» Directions:
Go through the data below and gather each line containing "OSGS".
--- Input material ---
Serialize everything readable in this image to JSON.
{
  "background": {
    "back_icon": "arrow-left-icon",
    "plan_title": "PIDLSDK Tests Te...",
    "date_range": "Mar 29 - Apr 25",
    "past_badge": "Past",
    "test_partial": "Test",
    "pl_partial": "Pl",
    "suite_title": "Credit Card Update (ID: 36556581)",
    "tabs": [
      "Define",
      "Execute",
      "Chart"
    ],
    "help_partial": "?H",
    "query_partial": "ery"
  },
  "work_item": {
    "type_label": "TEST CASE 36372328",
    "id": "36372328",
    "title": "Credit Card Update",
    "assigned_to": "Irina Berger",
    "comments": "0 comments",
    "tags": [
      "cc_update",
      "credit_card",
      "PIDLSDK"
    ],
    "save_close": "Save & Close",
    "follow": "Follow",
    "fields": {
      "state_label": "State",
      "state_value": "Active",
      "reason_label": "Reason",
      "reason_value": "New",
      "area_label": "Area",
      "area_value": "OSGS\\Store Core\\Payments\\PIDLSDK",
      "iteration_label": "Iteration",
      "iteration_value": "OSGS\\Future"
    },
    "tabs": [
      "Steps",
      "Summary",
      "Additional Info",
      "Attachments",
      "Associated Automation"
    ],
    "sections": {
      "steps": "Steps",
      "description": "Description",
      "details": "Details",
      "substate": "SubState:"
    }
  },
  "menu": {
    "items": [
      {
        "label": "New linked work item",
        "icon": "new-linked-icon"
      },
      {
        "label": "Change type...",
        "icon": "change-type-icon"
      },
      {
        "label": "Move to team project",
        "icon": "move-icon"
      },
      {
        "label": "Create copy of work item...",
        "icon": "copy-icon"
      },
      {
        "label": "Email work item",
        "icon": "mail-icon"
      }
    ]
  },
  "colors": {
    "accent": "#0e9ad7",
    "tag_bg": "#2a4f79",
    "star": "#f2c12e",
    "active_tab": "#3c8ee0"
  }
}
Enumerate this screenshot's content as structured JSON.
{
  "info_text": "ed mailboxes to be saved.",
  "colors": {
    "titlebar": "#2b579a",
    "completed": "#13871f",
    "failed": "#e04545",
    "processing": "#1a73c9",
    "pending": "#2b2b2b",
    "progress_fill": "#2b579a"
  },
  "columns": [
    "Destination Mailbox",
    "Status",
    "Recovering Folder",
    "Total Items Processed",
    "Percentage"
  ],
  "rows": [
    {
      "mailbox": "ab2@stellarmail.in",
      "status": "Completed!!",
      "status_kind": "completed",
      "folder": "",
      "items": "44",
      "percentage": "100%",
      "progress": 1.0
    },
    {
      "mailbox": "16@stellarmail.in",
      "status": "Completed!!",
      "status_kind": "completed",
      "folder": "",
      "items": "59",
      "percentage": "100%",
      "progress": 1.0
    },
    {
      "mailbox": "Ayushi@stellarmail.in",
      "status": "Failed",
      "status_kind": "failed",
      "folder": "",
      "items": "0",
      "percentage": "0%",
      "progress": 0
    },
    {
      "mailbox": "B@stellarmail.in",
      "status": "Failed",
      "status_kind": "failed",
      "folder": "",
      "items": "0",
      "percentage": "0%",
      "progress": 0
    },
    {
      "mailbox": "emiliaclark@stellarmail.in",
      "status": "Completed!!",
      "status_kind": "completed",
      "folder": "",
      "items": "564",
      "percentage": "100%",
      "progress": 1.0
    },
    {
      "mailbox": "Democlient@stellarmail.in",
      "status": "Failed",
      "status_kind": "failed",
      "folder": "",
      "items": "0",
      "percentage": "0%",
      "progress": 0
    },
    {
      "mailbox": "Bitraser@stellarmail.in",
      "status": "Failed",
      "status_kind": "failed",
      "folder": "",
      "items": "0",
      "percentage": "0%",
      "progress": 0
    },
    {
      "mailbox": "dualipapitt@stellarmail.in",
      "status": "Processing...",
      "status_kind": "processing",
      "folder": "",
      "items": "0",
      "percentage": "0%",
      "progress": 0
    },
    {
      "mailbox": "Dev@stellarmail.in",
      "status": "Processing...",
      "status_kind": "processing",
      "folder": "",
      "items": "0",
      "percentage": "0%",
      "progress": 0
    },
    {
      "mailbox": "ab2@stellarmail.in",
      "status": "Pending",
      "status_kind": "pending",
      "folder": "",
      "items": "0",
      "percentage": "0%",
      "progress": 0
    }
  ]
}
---
» Answer section:
      "area_value": "OSGS\\Store Core\\Payments\\PIDLSDK",
      "iteration_value": "OSGS\\Future"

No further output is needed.